We will meet the first Friday, though not until 9:00. We will discuss Cook's theorem, with respect to Turing machines.

First problems: 2.8.4, 2.8.5. Note: I have postponed 2.8.12 until the next week, since I didn't cover as much as I expected in the first lecture.

Problems for Friday, February 19:

Do 2.8.12, 2.8.16 and the first three parts of 7.4.12. For 7.4.12, I haven't been able to do part (d) within a reasonable amount of time. Can you? Read the last two parts, but let's not do them.

Problems for Friday, February 26: We will do the problems that should have been for February 19 and begin on 7.4.17. (There was an article handed out in connections with 7.4.17.)

Problems for Friday, March 5:

Whatever we don't finish from last week, plus 7.4.7 and 8.4.2.

On Friday, March 12, we will finish off problem 7.4.17 and do 7.4.7 and 8.4.2.

Problems for Friday, March 19: 10.4.6, the subsection of 11.1 on symbolic determinants, 11.5.14.

Problems for Friday, March 26: 11.5.23, 11.5.24.b (note that a formula with k-1 variables can also be seen as a formula with k variables, so the advice that works for k variable formulas should also work for k-1 variable formulas).

The next two problems are from the monograph "Structural Complexity I", by Balcazar, Diaz and Gabarro.

Consider the class PF of functions which are computable in polynomial time. Show that P/PF = P.

A

a. Show that if a set A has polynomial size circuits, then A has polynomial size generators.

b. Consider the following problem: given a generator G and a word w, decide whether w belongs to the range of G. Prove that this problem is NP-complete. We will cover much of chapter 15.

Problems for Friday, April 9: 15.5.3, 15.5.7, 15.5.16 (you will either have to have some gates with only one output, or many unused outputs at the final level), 15.5.19 (I don't quite understand what is written in part c. Instead, consider in part a the problem where the result is 1 iff X and Y are not equal. Your nondeterministic protocol should, in cases where the inputs are not equal, have at least one computation where the result is 1; in cases where the inputs are equal, there should be no computations with result 1. For part d, I think that the easier direction is to show how to get from a circuit to a communication protocol, so I recommend starting with that.)

For Friday, April 23, choose one of the more interesting PSPACE-completeness results from chapter 19 and present it.

For Friday, May 7: 17.3.11. From JaJa's book,

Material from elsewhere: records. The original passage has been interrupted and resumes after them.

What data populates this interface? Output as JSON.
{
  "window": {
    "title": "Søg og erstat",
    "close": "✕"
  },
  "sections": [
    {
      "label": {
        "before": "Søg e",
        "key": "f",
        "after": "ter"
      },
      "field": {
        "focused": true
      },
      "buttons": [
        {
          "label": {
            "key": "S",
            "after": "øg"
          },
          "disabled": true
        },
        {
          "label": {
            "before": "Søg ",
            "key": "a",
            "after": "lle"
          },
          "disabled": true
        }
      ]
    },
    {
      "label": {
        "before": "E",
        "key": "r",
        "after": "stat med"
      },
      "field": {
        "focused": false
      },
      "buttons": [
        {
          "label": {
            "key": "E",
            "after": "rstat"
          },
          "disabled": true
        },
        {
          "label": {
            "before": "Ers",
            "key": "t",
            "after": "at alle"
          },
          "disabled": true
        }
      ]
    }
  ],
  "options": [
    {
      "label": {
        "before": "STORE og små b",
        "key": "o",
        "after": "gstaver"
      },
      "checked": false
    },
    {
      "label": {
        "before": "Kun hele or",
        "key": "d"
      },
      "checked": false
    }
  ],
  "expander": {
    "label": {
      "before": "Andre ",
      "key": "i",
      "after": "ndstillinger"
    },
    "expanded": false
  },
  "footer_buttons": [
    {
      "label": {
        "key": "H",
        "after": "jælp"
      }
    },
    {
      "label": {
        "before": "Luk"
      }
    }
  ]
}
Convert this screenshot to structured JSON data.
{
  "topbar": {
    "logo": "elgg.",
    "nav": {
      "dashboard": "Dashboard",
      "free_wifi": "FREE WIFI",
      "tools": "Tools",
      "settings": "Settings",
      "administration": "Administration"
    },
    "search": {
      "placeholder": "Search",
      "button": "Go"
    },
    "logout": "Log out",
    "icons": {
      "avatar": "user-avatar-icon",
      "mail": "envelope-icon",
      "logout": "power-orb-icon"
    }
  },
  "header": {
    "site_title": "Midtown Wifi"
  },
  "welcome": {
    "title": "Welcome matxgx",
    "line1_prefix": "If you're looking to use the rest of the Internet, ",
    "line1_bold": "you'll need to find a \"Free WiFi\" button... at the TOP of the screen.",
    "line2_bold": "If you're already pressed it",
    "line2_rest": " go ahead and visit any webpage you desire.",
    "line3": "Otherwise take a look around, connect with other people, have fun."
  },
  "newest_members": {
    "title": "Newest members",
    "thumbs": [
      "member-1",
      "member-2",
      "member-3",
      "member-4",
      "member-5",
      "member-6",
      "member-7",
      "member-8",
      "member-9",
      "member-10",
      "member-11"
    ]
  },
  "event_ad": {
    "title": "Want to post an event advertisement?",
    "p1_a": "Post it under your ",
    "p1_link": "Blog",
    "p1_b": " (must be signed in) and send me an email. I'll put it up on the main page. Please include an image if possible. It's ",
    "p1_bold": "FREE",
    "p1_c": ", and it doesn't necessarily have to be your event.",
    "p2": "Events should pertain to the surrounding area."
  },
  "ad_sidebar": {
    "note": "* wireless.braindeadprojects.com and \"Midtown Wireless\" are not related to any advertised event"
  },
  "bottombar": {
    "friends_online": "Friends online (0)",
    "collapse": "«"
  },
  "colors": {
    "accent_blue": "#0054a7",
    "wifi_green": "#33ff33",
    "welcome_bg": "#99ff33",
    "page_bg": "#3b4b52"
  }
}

a. Show that almost all Boolean functions require circuits of size Omega(2^(n/2)), even when unbounded fan-in is allowed.

b. Given an arithmetic circuit defined by a sequence AC=

No problems, but think about how you would design an interactive proof for an NP-Complete problem or for a Co-NP-Complete problem.

Last modified: May 17, 1999. Joan F. Boyar (joan@imada.sdu.dk)